The National Museum of Ireland-Country Life, in Turlough Park, Castlebar, Co. Mayo, the first branch of the National Museum of Ireland to be located outside of Dublin, was officially opened by the Minister for Arts, Heritage, Gaeltacht and the Islands, Ms. de Valera T.D. on 9th September 2001. Since then over 1.1million people from all over the world have visited the museum
The Buildings - Turlough Park House
Located off the N5, four miles east of Castlebar, Turlough Park House was designed by Thomas Newenham Deane, who also designed the National Museum building at Kildare Street, Dublin. The house is in the High Victorian Gothic style and was built in 1865.
The Buildings - Museum Galleries
The main exhibition gallery, is a four story curved, stone clad block which is set into and forms an end to the terraces of the gardens leading to the artificial lake while the new storage buildings which evokes the simple forms of agricultural buildings, were designed by the Architectural Services of the Office of Public Works. The Exhibition Galleries total approximately 1800 square metres.
The Museum is home to the National Folklife Collection. Over four floors the exhibition portrays the lives of ordinary people in rural Ireland, in the period 1850 - 1950, emphasising the continuity of traditions of lifestyles, which were established for several hundred years and lasted well into the twentieth century.
Folklife: Romanticism and Reality which incorporates sections dealing with Folklife and Folklore and how the Folklife Collection in the Museum started.

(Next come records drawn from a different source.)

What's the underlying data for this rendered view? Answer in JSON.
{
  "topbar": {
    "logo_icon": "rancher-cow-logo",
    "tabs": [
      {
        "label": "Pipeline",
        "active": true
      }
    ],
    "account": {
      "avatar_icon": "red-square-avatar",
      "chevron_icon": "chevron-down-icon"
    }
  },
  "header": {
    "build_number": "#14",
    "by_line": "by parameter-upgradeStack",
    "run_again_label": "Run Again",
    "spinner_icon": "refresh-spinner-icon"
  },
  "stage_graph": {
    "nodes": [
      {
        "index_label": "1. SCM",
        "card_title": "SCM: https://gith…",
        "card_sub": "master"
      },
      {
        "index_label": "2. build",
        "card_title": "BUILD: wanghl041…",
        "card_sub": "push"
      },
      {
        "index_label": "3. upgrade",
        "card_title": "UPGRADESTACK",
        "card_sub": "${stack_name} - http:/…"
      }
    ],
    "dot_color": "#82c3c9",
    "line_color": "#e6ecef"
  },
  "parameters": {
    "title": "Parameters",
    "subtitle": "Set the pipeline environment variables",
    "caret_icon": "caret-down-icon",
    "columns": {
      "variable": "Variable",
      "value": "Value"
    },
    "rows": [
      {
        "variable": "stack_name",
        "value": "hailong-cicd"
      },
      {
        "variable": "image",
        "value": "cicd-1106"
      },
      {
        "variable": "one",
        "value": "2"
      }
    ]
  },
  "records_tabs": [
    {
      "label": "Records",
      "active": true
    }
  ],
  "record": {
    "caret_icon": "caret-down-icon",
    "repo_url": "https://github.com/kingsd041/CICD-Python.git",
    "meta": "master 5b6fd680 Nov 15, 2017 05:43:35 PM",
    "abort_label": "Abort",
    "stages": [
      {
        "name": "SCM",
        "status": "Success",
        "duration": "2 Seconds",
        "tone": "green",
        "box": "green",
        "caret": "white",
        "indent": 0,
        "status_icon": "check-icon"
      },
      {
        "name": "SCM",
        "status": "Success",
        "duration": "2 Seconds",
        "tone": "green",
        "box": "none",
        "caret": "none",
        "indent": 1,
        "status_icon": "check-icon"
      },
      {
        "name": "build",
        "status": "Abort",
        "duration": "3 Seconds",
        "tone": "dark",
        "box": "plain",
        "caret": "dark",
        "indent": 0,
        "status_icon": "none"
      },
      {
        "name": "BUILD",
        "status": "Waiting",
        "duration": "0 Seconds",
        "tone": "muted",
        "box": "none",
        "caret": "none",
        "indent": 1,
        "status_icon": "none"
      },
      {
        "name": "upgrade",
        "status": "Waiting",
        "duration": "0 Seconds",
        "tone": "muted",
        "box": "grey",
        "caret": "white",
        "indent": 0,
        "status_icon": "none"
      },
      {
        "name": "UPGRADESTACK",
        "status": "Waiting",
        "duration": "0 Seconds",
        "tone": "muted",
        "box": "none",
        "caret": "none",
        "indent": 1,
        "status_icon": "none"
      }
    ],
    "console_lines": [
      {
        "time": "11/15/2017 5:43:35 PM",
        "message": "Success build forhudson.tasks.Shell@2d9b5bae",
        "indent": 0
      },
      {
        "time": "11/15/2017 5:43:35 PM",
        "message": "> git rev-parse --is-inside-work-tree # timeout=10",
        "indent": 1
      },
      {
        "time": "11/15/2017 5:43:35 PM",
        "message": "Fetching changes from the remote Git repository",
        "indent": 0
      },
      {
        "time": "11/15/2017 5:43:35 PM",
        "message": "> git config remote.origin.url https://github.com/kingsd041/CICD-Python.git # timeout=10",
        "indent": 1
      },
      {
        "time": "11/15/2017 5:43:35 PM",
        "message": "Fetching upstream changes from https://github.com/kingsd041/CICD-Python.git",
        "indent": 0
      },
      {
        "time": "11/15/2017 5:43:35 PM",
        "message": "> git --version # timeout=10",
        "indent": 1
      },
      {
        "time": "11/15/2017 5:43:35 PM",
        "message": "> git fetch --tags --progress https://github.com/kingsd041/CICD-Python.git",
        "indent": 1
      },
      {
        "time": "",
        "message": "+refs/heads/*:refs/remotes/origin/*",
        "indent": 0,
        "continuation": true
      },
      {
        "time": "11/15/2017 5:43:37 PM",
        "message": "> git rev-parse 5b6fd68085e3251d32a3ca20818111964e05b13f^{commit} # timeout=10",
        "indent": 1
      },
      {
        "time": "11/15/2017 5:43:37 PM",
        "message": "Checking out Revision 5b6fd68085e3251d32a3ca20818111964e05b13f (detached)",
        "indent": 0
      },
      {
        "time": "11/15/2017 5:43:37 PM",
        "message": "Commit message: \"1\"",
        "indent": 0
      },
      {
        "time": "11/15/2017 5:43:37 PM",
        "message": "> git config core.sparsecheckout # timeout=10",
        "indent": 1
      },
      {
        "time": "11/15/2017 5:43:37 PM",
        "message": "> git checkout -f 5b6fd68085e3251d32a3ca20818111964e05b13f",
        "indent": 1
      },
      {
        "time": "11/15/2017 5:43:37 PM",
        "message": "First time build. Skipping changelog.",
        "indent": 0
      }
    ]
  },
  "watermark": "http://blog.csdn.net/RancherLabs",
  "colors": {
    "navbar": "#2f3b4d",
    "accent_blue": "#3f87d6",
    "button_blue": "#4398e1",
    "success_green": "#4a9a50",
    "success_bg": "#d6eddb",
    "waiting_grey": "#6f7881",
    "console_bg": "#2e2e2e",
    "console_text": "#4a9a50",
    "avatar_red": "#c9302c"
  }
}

The Times which puts the main exhibition into an historical context with emphasis on the periods immediately after the Famine, the Land War, Land League and Home Rule agitation of the late nineteenth century and the resolution of the land question in post independent Ireland.

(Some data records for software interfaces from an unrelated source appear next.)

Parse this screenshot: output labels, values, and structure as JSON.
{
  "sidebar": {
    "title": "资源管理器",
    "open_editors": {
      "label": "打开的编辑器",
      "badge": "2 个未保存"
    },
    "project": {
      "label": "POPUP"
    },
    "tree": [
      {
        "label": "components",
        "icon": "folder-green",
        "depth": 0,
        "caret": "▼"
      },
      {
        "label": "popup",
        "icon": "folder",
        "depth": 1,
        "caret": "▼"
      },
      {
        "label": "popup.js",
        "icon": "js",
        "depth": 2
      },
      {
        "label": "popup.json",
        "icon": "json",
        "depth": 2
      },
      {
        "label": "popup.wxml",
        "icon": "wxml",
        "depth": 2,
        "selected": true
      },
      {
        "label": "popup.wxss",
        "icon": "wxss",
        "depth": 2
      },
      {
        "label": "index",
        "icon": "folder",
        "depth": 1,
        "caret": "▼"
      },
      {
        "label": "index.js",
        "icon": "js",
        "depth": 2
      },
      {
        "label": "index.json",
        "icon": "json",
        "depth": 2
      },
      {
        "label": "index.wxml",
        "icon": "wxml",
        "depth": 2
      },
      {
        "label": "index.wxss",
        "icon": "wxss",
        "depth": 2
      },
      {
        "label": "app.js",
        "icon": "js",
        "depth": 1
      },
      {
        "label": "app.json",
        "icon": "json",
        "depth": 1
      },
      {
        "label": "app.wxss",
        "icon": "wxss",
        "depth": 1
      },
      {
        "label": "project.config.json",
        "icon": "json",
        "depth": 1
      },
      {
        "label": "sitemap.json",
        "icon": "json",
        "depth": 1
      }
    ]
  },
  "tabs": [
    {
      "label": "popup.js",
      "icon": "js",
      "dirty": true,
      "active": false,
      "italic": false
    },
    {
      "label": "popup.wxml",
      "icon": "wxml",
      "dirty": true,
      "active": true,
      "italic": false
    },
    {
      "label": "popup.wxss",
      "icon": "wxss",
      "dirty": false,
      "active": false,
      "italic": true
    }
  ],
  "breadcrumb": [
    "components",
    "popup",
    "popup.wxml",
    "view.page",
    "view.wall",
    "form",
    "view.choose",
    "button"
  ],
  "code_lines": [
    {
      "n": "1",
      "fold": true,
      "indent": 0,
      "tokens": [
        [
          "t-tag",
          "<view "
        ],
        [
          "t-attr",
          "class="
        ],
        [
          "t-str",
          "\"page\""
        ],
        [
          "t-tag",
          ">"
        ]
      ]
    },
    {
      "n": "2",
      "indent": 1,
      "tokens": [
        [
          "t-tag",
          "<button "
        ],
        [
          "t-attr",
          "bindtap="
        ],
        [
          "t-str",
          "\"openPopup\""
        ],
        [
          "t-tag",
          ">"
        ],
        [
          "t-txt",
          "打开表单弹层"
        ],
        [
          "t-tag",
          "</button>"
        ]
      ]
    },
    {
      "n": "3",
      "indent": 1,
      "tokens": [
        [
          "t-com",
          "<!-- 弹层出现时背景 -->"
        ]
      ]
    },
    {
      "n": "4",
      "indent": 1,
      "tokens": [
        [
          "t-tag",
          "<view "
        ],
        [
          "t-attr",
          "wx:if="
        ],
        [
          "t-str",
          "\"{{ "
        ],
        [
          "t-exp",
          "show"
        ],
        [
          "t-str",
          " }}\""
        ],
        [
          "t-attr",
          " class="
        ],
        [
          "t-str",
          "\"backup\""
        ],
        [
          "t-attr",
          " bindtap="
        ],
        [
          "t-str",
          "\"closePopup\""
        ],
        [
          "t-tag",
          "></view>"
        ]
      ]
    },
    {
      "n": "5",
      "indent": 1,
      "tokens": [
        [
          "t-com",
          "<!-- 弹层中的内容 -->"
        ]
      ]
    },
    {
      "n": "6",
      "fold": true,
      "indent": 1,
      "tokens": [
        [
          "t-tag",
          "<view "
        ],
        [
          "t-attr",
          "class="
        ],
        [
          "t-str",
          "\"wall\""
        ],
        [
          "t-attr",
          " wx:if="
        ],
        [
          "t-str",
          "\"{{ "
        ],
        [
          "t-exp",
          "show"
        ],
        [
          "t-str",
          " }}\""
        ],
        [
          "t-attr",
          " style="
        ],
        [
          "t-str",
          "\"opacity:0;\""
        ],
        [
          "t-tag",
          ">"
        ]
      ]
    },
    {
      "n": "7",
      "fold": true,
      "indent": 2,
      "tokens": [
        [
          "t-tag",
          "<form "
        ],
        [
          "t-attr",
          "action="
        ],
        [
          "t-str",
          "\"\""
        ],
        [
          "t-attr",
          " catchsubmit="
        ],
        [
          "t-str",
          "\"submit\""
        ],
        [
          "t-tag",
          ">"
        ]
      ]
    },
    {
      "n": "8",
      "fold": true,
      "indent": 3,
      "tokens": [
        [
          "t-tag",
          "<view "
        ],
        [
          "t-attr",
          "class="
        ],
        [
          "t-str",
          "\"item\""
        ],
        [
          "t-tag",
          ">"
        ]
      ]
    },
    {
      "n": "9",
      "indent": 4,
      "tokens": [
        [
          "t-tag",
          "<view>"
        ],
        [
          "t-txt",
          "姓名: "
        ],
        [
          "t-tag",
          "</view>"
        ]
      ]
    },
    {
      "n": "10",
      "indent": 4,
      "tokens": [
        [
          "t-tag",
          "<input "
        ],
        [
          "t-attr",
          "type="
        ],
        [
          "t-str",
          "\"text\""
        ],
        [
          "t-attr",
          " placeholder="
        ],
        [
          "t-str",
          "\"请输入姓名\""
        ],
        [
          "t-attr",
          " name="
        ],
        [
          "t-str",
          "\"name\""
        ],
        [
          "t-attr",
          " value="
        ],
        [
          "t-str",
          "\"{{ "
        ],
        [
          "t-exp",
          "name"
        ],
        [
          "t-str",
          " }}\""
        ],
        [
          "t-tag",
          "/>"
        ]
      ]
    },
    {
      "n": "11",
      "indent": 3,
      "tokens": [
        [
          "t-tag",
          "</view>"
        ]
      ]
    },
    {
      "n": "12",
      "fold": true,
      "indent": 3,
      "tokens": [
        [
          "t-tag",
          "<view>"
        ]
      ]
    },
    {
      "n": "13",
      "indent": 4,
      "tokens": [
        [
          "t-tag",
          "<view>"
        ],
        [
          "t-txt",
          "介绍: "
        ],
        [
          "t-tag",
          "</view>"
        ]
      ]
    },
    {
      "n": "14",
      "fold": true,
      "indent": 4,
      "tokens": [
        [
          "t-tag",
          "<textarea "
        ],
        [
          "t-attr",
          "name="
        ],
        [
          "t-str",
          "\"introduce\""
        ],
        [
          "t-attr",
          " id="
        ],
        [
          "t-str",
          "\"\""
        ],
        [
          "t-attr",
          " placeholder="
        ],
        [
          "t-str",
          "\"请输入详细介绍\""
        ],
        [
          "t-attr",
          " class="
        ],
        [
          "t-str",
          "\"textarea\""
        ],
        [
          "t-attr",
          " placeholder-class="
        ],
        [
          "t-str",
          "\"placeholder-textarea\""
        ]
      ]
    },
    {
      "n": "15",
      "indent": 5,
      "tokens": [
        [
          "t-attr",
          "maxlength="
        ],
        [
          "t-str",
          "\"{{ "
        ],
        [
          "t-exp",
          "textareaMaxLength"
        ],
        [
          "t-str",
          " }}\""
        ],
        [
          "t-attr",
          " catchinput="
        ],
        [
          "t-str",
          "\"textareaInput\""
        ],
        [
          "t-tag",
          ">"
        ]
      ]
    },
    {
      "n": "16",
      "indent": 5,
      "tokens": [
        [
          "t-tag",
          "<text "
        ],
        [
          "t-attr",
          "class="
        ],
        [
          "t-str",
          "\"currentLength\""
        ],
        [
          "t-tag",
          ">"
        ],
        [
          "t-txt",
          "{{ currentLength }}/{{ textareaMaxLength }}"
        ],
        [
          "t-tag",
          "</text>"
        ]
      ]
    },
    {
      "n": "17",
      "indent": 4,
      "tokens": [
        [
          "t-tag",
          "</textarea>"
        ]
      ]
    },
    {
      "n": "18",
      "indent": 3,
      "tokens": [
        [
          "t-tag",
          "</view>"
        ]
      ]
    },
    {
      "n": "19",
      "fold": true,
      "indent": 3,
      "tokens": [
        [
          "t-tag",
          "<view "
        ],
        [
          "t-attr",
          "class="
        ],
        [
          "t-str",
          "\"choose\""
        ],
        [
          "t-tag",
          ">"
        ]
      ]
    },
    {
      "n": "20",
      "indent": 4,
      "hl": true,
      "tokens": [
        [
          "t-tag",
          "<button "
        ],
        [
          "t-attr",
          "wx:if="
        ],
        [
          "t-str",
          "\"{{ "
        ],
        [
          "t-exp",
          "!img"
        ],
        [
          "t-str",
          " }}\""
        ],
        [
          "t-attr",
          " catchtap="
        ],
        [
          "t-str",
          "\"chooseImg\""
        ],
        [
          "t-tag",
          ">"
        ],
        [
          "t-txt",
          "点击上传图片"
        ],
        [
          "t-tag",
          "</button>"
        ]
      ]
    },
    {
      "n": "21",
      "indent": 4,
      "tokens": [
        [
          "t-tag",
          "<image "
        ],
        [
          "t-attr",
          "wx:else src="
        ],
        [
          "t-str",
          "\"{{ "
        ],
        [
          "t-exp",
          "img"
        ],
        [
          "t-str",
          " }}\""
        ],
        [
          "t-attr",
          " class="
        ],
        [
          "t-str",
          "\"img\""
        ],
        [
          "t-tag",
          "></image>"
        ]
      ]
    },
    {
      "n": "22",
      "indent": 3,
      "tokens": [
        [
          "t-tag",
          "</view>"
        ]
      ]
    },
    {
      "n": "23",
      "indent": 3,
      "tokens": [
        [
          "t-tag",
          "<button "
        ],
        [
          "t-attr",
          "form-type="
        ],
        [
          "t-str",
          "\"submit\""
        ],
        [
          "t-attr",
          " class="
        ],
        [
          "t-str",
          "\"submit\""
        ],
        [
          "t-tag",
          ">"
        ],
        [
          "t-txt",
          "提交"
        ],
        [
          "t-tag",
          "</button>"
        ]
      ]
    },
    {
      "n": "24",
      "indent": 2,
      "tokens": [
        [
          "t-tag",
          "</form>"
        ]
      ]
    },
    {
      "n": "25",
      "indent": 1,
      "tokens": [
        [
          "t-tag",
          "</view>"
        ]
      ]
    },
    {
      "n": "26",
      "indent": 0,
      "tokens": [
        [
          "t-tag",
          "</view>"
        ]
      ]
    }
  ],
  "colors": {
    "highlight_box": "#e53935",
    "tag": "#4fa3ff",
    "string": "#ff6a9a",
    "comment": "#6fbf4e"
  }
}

The Natural Environment which looks at the way of life in rural Ireland and how it was influenced by landscape and its resources.
Activities in the Home and on the Farm encompassing building and furnishing, maintaining a house and feeding and clothing the family and the various activities associated with these processes including references to trade and craftsmen and women.

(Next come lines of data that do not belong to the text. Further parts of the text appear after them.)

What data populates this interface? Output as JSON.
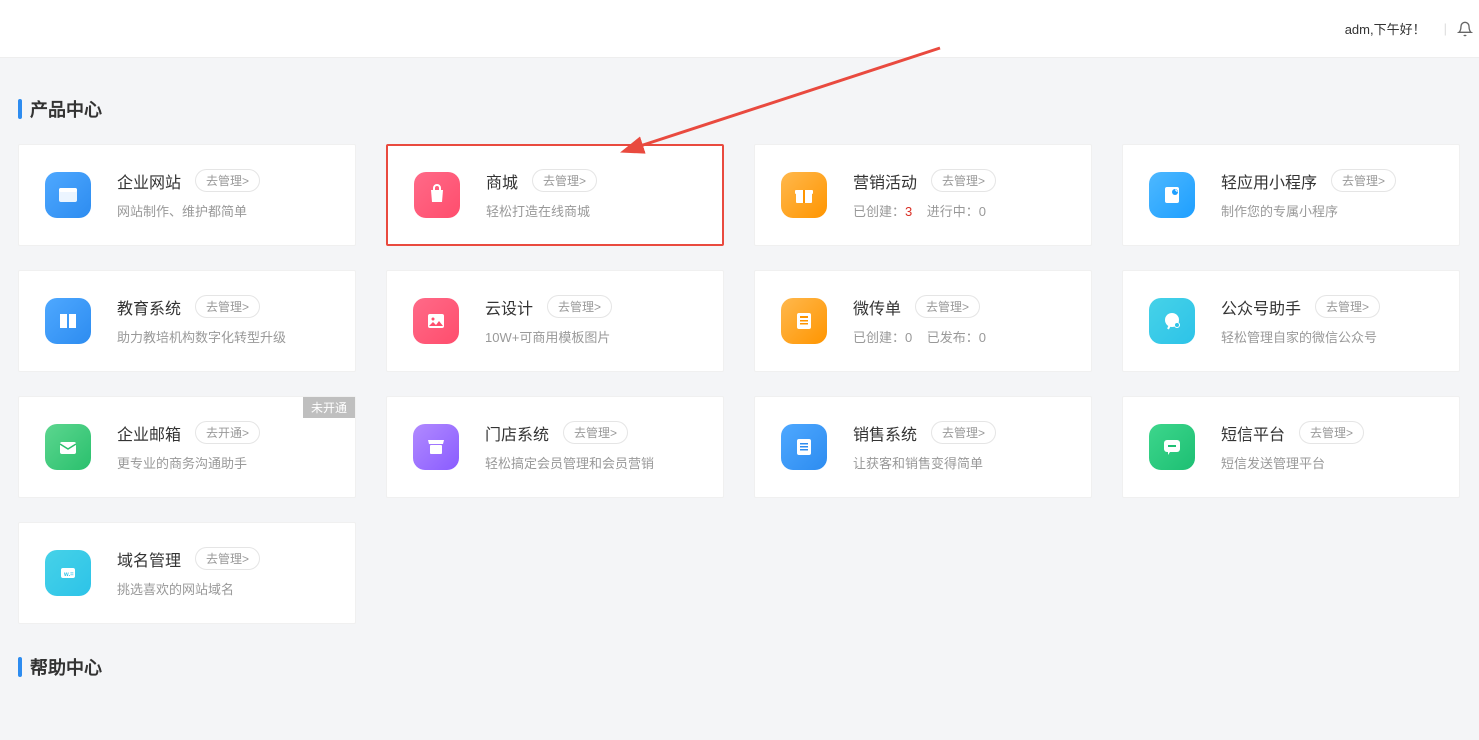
{
  "header": {
    "greeting": "adm,下午好！"
  },
  "section1_title": "产品中心",
  "section2_title": "帮助中心",
  "cards": [
    {
      "title": "企业网站",
      "btn": "去管理>",
      "desc": "网站制作、维护都简单"
    },
    {
      "title": "商城",
      "btn": "去管理>",
      "desc": "轻松打造在线商城"
    },
    {
      "title": "营销活动",
      "btn": "去管理>",
      "desc_label1": "已创建：",
      "desc_val1": "3",
      "desc_label2": "进行中：",
      "desc_val2": "0"
    },
    {
      "title": "轻应用小程序",
      "btn": "去管理>",
      "desc": "制作您的专属小程序"
    },
    {
      "title": "教育系统",
      "btn": "去管理>",
      "desc": "助力教培机构数字化转型升级"
    },
    {
      "title": "云设计",
      "btn": "去管理>",
      "desc": "10W+可商用模板图片"
    },
    {
      "title": "微传单",
      "btn": "去管理>",
      "desc_label1": "已创建：",
      "desc_val1": "0",
      "desc_label2": "已发布：",
      "desc_val2": "0"
    },
    {
      "title": "公众号助手",
      "btn": "去管理>",
      "desc": "轻松管理自家的微信公众号"
    },
    {
      "title": "企业邮箱",
      "btn": "去开通>",
      "desc": "更专业的商务沟通助手",
      "badge": "未开通"
    },
    {
      "title": "门店系统",
      "btn": "去管理>",
      "desc": "轻松搞定会员管理和会员营销"
    },
    {
      "title": "销售系统",
      "btn": "去管理>",
      "desc": "让获客和销售变得简单"
    },
    {
      "title": "短信平台",
      "btn": "去管理>",
      "desc": "短信发送管理平台"
    },
    {
      "title": "域名管理",
      "btn": "去管理>",
      "desc": "挑选喜欢的网站域名"
    }
  ]
}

Working on the Land and Water including managing livestock and fowl, cultivating potatoes and serials and cutting and saving turf. This component will also look at sea and fresh water fishing and will also incorporate the various trades associated with these activities.
- Life in the community looks at a year of life using a cyclical arrangement and examines events such as St. Bridget’s day, St. Patrick’s day, Easter, May Day, Lunasa, Samhna and Christmas and also examines other events such as christenings, first day at school, weddings and waking the dead.
Other facilities include temporary exhibition galleries, audio visual theatre and activity and resource rooms.
The National Museum of Ireland Country Life
+353 (0) 94 903 1755
Some interesting items can be viewed here